I took part in a very interesting conference: “Law, Borders, and Speech“, at Stanford Law School last week. I had the honor to be part of a panel discussion with some really accomplished thinkers, in the area of jurisdiction and borders online – including David Post and David Johnson, whose seminal atricle on the topic turned 20 years old (!), this year. How prescient they were..
My take on our panel was from an in the trenches point of view. At Automattic, we deal with tough questions of jurisdiction, international law, and free speech, on a daily basis. The issues themselves can be academic, but the implementation is most certainly not.
My observation on the panel was that internet platforms (like WordPress.com, or Facebook) sit in an important middle ground, between “cyberspace” and the real world. As a result, we can serve as a choke point – an easily locatable recipieint of a subpoena for otherwise anonymous user information, a target of lawsuits for publishing unpopular speech. But we can also have a point of view on important issues like free speech or net neutrality, and can serve as an advocate for these values, for ourselves and our users, especially.
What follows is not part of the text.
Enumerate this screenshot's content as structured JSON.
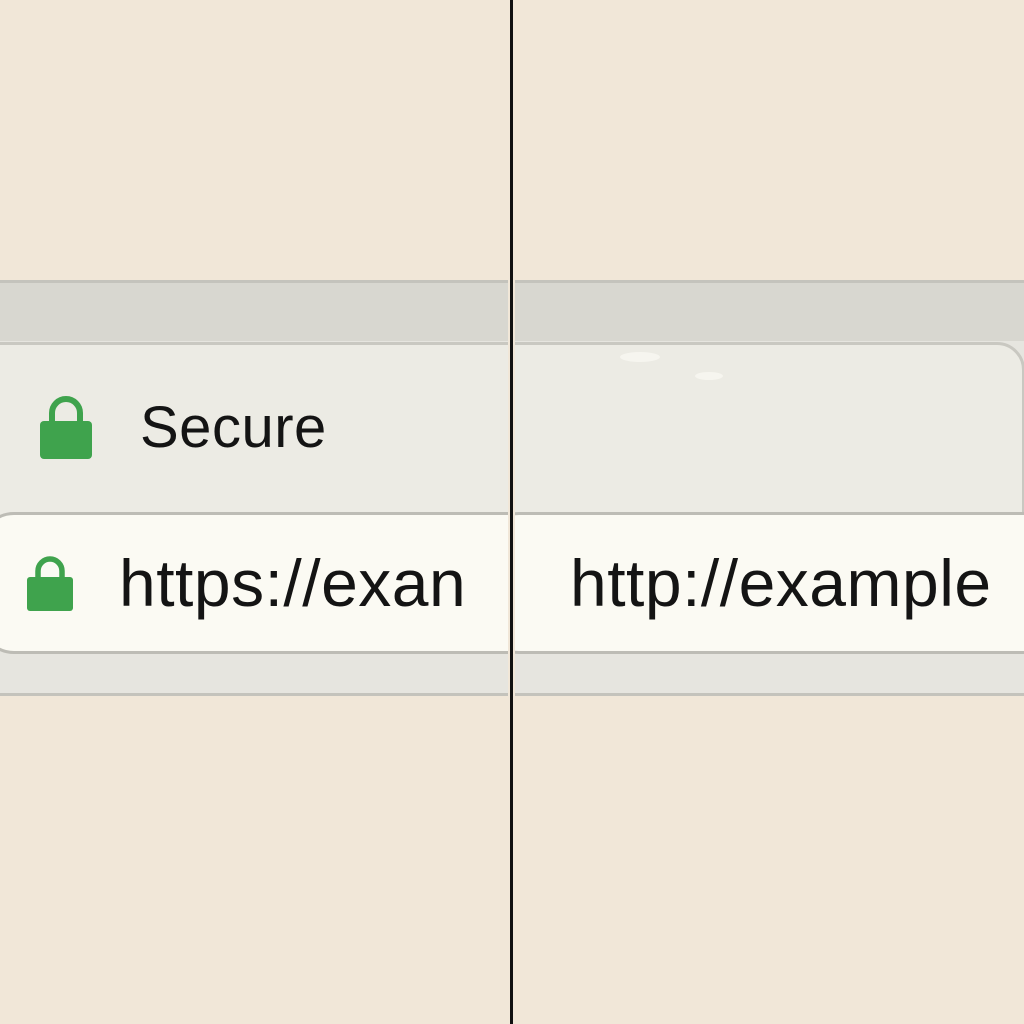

After the conference discussion, I’d modify my message slightly. Companies and platforms not only can have a point of view, they should have one. We are capable of advancing values, or the rights of their users, and we should do this, where possible. The rules of the internet are unsettled and rapidly changing. Some governments are strongly asserting their own views on what speech should be permissible, and what should be censored. But many other governments, including those that should be staunch defenders of these values, are not as involved. This leaves an important vacuum that platforms who value speech can work to fill. It’s interesting, and a bit scary to think that internet companies, even very small ones, can act in this capacity. Essentially shaping and conducting foreign policy. But this is the current situation, and it’s a threat as well as an opportunity for our industry.
I’ve written about a similar idea before, in the context of copyright law.
Until copyright laws change to provide some meaningful penalties for targeting fair use, internet companies need to be more active on copyright issues, serving as the first line of defense in protecting the fair uses of content that have helped to make their platforms so popular. Not to mention profitable, as fair use of content drives consumer demand for online information and services.
I think the same holds true for other speech issues, especially for users outside of the United States. Internet companies, from all countries, can, and should, play a role in shaping the debate and the law.
Video of the panel I was on, discussing a lot of these bigger picture issues is here. Huge kudos to the awesome Daphne Keller of Stanford CIS for assembling such an interesting, diverse, and wide ranging set of views.